## EXERCISE DESCRIPTION
Given the records below, pull every line with the word "this" into the answer.

######

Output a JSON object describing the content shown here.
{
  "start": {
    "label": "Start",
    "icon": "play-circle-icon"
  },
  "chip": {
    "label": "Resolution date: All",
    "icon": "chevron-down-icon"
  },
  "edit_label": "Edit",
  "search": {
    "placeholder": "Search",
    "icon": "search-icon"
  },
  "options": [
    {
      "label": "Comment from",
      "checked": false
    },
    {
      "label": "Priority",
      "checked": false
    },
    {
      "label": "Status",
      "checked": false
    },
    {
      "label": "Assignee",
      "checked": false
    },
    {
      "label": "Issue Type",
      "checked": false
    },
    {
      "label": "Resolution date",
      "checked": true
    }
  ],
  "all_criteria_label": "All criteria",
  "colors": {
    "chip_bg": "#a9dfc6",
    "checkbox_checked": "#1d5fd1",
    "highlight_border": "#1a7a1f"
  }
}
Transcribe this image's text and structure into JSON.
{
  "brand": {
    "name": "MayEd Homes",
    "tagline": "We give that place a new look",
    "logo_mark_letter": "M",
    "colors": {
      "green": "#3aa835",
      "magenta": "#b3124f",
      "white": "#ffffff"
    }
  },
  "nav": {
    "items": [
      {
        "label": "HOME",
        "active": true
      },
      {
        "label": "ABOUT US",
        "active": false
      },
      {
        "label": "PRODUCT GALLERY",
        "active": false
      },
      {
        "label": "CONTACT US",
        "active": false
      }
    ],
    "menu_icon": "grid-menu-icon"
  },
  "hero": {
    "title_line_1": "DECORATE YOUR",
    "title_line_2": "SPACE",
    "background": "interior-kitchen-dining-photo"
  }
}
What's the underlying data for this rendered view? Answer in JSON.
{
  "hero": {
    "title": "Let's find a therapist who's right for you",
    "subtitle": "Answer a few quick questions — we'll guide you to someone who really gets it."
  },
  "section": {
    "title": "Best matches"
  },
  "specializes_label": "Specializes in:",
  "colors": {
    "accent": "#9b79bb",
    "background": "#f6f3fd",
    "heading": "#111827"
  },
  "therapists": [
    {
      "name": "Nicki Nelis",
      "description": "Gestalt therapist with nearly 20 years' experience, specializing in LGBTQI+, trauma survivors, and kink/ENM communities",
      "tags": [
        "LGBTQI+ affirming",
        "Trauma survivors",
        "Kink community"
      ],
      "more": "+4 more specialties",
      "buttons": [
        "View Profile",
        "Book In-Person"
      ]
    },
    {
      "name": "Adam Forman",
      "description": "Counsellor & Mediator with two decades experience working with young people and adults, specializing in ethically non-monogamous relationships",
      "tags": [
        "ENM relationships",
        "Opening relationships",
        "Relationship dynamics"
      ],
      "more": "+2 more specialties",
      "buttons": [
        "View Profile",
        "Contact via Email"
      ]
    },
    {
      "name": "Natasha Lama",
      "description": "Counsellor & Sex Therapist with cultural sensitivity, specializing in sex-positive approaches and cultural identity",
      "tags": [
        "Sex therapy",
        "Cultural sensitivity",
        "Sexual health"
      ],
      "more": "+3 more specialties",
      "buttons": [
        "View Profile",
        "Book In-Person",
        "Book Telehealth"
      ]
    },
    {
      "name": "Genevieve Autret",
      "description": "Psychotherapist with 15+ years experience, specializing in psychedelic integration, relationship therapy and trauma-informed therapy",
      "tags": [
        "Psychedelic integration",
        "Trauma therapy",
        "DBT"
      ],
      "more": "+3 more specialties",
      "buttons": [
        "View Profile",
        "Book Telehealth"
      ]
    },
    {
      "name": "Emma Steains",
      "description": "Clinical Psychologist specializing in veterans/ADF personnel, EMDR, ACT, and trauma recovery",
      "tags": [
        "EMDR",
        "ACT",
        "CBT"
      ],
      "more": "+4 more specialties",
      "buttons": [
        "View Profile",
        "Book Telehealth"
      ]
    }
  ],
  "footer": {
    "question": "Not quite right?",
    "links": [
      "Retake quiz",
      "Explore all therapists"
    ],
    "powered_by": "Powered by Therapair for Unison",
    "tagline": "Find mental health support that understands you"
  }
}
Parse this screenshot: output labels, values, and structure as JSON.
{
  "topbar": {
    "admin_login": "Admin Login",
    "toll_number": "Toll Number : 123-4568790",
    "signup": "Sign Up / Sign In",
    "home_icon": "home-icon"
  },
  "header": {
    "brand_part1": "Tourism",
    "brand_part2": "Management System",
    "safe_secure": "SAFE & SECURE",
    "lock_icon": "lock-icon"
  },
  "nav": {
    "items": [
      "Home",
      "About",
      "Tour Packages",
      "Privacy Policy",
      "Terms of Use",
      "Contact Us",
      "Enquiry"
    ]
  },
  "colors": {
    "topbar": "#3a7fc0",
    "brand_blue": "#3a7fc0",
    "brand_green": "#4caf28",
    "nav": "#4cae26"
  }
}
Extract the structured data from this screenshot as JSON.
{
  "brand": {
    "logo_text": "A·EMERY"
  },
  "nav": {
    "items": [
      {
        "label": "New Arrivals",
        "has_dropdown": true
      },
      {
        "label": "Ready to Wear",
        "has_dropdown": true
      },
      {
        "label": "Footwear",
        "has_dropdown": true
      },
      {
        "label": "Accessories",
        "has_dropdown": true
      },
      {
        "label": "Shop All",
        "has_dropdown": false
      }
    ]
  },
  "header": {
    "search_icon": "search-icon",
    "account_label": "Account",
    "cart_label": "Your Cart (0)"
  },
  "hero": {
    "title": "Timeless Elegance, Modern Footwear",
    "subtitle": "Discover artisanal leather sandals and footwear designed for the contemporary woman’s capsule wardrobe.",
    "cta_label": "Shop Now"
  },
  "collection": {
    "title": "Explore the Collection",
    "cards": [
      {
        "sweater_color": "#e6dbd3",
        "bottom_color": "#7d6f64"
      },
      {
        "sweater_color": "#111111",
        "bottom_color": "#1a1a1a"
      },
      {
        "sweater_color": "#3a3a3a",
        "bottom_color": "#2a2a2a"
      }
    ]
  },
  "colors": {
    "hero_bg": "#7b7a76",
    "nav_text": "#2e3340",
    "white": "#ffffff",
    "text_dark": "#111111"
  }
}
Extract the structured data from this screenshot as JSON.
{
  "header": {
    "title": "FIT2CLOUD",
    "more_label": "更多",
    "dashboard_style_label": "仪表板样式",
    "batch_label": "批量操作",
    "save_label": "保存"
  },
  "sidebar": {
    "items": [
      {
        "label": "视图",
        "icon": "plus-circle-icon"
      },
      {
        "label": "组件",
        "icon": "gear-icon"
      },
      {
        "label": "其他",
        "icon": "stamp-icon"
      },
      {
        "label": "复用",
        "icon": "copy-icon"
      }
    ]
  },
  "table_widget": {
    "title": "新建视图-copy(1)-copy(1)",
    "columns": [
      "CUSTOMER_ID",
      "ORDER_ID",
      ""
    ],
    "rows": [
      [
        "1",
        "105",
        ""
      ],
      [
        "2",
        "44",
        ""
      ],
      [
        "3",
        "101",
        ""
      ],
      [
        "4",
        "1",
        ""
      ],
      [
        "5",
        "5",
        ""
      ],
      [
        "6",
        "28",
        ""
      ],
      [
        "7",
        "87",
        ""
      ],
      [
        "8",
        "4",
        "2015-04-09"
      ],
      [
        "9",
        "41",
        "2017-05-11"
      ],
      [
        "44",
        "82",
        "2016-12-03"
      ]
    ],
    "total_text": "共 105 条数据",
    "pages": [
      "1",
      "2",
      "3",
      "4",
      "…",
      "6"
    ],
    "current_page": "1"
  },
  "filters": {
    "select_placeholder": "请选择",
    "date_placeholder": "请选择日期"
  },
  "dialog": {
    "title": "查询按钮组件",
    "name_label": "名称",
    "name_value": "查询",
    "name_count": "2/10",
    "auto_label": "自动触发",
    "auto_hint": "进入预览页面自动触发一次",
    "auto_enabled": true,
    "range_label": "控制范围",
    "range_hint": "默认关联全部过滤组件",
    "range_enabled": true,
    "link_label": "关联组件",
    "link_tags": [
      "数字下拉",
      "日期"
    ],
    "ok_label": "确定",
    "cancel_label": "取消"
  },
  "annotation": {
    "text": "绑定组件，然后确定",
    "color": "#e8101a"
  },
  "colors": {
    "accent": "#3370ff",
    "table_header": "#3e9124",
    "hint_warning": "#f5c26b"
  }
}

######

## FINAL ANSWER
Transcribe this image's text and structure into JSON.
What's the underlying data for this rendered view? Answer in JSON.
Parse this screenshot: output labels, values, and structure as JSON.
Extract the structured data from this screenshot as JSON.
Extract the structured data from this screenshot as JSON.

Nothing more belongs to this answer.